▶ **Requirement**
Restate every entry word for word.

[Stored dataset items]

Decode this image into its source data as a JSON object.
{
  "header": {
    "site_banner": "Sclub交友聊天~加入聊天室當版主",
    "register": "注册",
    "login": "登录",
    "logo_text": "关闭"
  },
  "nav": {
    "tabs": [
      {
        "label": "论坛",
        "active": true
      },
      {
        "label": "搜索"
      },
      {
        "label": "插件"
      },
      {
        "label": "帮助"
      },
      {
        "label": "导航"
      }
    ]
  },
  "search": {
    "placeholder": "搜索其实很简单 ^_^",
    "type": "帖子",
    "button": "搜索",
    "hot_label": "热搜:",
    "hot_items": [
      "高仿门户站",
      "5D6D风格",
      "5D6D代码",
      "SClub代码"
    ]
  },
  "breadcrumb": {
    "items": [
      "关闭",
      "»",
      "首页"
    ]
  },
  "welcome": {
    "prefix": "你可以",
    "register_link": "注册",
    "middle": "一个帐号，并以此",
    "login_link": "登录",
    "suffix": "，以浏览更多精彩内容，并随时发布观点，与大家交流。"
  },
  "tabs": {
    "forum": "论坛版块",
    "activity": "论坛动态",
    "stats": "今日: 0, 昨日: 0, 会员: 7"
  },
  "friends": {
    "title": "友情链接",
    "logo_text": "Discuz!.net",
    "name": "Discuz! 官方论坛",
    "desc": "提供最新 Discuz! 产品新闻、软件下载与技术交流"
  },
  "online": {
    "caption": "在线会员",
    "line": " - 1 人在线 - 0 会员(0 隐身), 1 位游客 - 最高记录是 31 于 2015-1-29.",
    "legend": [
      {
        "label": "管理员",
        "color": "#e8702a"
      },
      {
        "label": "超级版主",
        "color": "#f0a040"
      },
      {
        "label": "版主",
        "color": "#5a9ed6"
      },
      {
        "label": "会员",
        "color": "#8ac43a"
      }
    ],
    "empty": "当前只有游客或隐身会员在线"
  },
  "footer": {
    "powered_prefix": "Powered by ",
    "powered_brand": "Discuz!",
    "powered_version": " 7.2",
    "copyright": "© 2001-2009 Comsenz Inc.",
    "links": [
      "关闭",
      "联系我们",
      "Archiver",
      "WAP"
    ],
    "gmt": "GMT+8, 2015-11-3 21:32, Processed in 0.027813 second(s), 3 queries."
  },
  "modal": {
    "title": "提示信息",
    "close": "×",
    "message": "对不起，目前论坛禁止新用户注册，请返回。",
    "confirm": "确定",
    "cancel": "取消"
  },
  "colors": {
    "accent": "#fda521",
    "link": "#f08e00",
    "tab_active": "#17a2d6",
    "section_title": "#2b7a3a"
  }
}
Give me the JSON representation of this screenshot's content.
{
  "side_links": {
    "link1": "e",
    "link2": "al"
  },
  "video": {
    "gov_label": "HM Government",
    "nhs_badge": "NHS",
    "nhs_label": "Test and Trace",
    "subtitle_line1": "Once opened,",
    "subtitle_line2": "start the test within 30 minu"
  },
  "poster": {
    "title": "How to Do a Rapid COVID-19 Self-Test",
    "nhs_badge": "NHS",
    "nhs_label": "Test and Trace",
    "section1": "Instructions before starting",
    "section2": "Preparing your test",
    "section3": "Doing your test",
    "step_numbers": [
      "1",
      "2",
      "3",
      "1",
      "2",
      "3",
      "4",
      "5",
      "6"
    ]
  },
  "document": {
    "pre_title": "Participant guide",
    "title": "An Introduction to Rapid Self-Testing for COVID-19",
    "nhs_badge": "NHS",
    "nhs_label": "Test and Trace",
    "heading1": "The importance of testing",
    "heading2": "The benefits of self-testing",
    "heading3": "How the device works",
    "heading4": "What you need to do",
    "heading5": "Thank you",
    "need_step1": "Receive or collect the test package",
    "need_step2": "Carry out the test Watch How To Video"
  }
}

▶ **Answer for this exercise**
Decode this image into its source data as a JSON object.
{
  "header": {
    "site_banner": "Sclub交友聊天~加入聊天室當版主",
    "register": "注册",
    "login": "登录",
    "logo_text": "关闭"
  },
  "nav": {
    "tabs": [
      {
        "label": "论坛",
        "active": true
      },
      {
        "label": "搜索"
      },
      {
        "label": "插件"
      },
      {
        "label": "帮助"
      },
      {
        "label": "导航"
      }
    ]
  },
  "search": {
    "placeholder": "搜索其实很简单 ^_^",
    "type": "帖子",
    "button": "搜索",
    "hot_label": "热搜:",
    "hot_items": [
      "高仿门户站",
      "5D6D风格",
      "5D6D代码",
      "SClub代码"
    ]
  },
  "breadcrumb": {
    "items": [
      "关闭",
      "»",
      "首页"
    ]
  },
  "welcome": {
    "prefix": "你可以",
    "register_link": "注册",
    "middle": "一个帐号，并以此",
    "login_link": "登录",
    "suffix": "，以浏览更多精彩内容，并随时发布观点，与大家交流。"
  },
  "tabs": {
    "forum": "论坛版块",
    "activity": "论坛动态",
    "stats": "今日: 0, 昨日: 0, 会员: 7"
  },
  "friends": {
    "title": "友情链接",
    "logo_text": "Discuz!.net",
    "name": "Discuz! 官方论坛",
    "desc": "提供最新 Discuz! 产品新闻、软件下载与技术交流"
  },
  "online": {
    "caption": "在线会员",
    "line": " - 1 人在线 - 0 会员(0 隐身), 1 位游客 - 最高记录是 31 于 2015-1-29.",
    "legend": [
      {
        "label": "管理员",
        "color": "#e8702a"
      },
      {
        "label": "超级版主",
        "color": "#f0a040"
      },
      {
        "label": "版主",
        "color": "#5a9ed6"
      },
      {
        "label": "会员",
        "color": "#8ac43a"
      }
    ],
    "empty": "当前只有游客或隐身会员在线"
  },
  "footer": {
    "powered_prefix": "Powered by ",
    "powered_brand": "Discuz!",
    "powered_version": " 7.2",
    "copyright": "© 2001-2009 Comsenz Inc.",
    "links": [
      "关闭",
      "联系我们",
      "Archiver",
      "WAP"
    ],
    "gmt": "GMT+8, 2015-11-3 21:32, Processed in 0.027813 second(s), 3 queries."
  },
  "modal": {
    "title": "提示信息",
    "close": "×",
    "message": "对不起，目前论坛禁止新用户注册，请返回。",
    "confirm": "确定",
    "cancel": "取消"
  },
  "colors": {
    "accent": "#fda521",
    "link": "#f08e00",
    "tab_active": "#17a2d6",
    "section_title": "#2b7a3a"
  }
}
Give me the JSON representation of this screenshot's content.
{
  "side_links": {
    "link1": "e",
    "link2": "al"
  },
  "video": {
    "gov_label": "HM Government",
    "nhs_badge": "NHS",
    "nhs_label": "Test and Trace",
    "subtitle_line1": "Once opened,",
    "subtitle_line2": "start the test within 30 minu"
  },
  "poster": {
    "title": "How to Do a Rapid COVID-19 Self-Test",
    "nhs_badge": "NHS",
    "nhs_label": "Test and Trace",
    "section1": "Instructions before starting",
    "section2": "Preparing your test",
    "section3": "Doing your test",
    "step_numbers": [
      "1",
      "2",
      "3",
      "1",
      "2",
      "3",
      "4",
      "5",
      "6"
    ]
  },
  "document": {
    "pre_title": "Participant guide",
    "title": "An Introduction to Rapid Self-Testing for COVID-19",
    "nhs_badge": "NHS",
    "nhs_label": "Test and Trace",
    "heading1": "The importance of testing",
    "heading2": "The benefits of self-testing",
    "heading3": "How the device works",
    "heading4": "What you need to do",
    "heading5": "Thank you",
    "need_step1": "Receive or collect the test package",
    "need_step2": "Carry out the test Watch How To Video"
  }
}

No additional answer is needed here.